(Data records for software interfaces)
- - -

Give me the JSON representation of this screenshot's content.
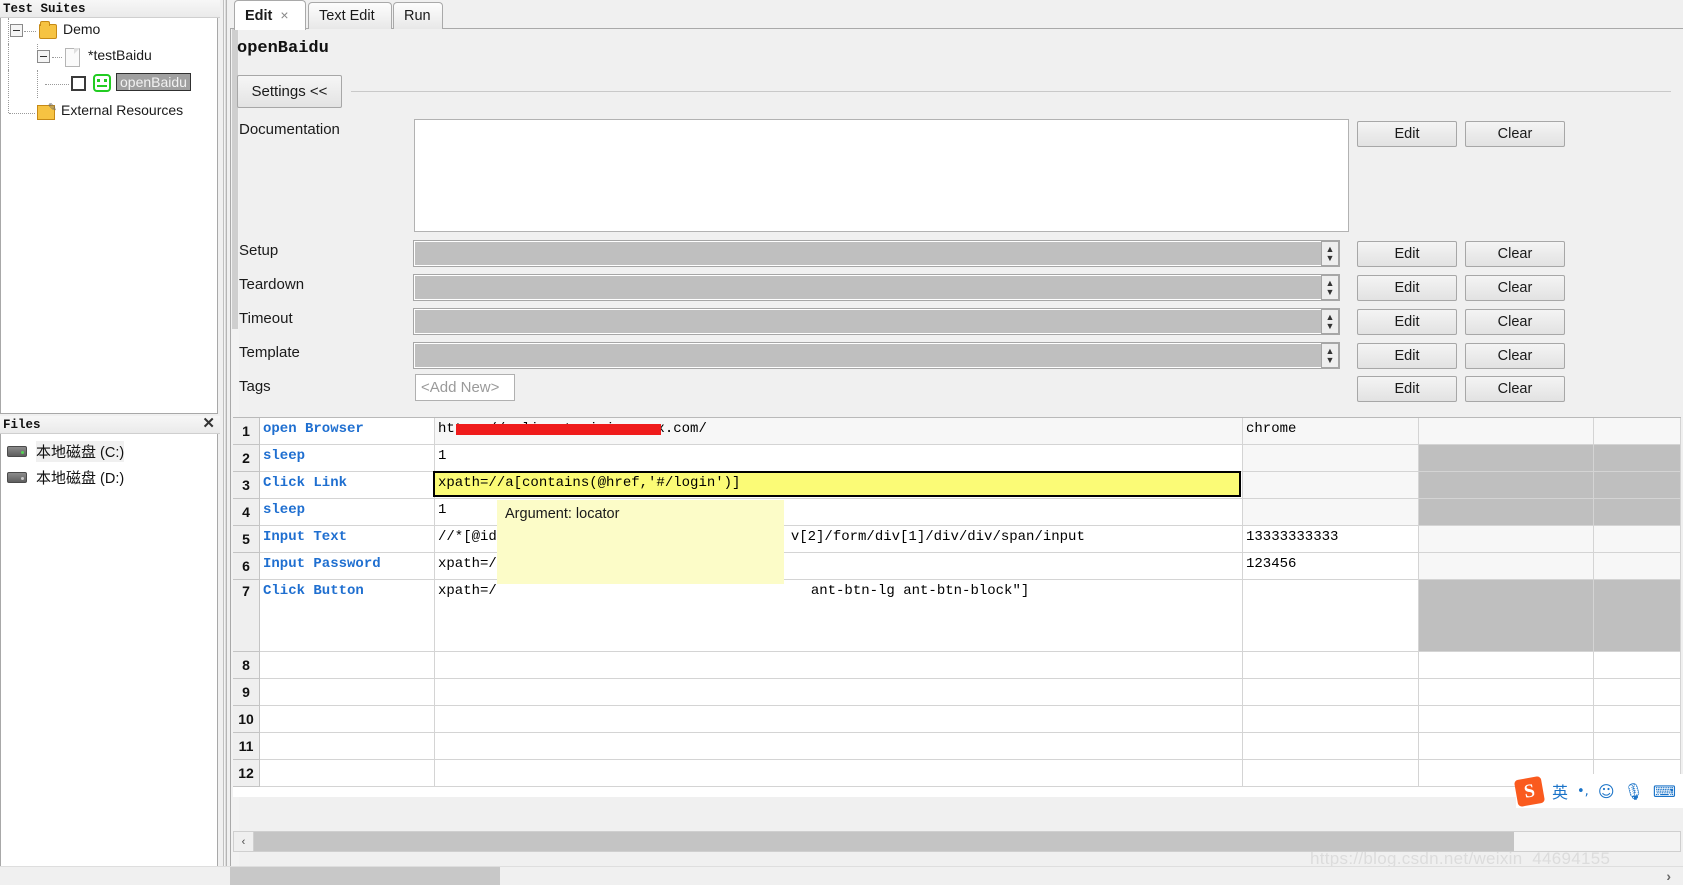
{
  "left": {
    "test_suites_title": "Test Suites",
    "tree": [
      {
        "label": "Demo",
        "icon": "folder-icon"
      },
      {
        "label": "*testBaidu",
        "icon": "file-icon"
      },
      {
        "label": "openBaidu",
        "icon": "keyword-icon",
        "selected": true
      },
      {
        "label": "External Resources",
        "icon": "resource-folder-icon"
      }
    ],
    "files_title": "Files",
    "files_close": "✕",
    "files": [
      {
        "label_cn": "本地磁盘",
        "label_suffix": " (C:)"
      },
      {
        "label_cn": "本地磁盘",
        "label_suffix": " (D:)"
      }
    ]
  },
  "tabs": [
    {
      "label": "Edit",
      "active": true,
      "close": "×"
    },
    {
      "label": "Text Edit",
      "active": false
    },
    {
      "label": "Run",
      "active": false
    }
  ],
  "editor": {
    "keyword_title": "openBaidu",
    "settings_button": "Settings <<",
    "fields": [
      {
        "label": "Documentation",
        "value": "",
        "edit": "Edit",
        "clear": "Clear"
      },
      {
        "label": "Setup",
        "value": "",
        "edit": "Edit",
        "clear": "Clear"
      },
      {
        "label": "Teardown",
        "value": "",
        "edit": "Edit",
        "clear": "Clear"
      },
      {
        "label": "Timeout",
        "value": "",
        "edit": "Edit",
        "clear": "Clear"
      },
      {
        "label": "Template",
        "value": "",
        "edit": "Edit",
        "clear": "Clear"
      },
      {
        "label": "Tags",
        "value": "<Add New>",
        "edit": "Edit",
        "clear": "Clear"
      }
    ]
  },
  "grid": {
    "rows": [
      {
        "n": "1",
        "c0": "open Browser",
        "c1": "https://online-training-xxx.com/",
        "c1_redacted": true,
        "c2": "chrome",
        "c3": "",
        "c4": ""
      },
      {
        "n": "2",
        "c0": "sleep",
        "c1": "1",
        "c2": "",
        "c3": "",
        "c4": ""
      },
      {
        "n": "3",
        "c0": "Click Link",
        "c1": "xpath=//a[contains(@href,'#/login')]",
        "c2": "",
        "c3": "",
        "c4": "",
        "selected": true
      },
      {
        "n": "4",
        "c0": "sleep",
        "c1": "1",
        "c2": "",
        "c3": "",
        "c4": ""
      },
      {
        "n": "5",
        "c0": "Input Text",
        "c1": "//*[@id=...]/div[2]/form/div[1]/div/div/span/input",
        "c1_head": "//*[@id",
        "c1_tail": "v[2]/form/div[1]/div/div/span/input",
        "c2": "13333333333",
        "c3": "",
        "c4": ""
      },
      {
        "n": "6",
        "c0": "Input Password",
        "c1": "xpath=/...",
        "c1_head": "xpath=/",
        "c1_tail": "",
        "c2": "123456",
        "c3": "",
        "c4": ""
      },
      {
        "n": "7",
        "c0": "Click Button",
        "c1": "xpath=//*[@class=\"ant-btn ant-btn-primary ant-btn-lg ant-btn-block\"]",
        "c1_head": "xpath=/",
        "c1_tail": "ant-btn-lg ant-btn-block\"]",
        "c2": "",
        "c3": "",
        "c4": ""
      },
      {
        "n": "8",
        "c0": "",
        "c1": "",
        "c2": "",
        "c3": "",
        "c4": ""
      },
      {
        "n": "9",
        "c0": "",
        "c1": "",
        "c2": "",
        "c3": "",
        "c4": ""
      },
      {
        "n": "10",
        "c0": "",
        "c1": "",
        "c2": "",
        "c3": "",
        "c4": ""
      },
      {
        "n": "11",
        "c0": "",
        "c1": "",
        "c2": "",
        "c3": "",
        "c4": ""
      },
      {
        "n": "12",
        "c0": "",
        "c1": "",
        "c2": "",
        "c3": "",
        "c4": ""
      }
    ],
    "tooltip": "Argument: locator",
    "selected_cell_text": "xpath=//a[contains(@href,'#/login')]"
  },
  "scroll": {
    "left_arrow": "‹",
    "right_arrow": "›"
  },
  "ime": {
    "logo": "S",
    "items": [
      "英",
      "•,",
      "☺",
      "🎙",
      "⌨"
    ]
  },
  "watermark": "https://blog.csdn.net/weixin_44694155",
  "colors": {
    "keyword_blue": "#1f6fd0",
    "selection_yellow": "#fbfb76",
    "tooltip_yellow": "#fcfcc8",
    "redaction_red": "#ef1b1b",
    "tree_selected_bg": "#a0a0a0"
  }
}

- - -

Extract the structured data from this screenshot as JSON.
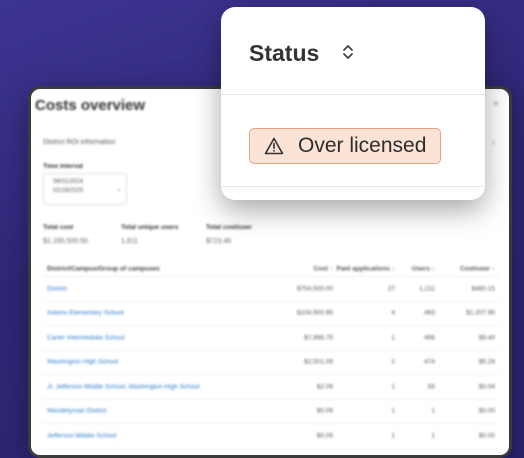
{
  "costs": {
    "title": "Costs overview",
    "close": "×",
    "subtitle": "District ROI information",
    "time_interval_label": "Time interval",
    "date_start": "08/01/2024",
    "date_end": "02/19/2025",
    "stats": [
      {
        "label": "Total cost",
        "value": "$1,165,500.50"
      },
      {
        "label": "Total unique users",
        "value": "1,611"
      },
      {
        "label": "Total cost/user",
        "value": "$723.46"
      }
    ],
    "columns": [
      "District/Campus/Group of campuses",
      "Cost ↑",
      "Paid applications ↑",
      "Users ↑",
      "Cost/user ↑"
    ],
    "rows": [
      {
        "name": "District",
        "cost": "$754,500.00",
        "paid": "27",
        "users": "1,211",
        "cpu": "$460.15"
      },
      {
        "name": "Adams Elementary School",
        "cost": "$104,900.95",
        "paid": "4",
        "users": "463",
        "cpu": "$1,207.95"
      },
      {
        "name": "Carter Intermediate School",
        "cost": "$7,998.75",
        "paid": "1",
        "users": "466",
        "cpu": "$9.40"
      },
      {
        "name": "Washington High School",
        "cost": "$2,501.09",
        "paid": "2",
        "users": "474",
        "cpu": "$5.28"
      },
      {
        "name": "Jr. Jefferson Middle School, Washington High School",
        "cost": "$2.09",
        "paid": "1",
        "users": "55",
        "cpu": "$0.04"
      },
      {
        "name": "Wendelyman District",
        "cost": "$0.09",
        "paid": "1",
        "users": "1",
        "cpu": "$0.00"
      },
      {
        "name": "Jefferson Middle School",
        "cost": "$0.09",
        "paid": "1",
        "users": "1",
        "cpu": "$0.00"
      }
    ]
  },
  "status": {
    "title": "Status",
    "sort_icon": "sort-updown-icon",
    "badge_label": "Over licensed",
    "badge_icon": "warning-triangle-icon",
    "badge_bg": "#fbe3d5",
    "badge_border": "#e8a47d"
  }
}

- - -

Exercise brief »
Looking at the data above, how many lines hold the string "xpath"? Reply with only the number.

Output »
6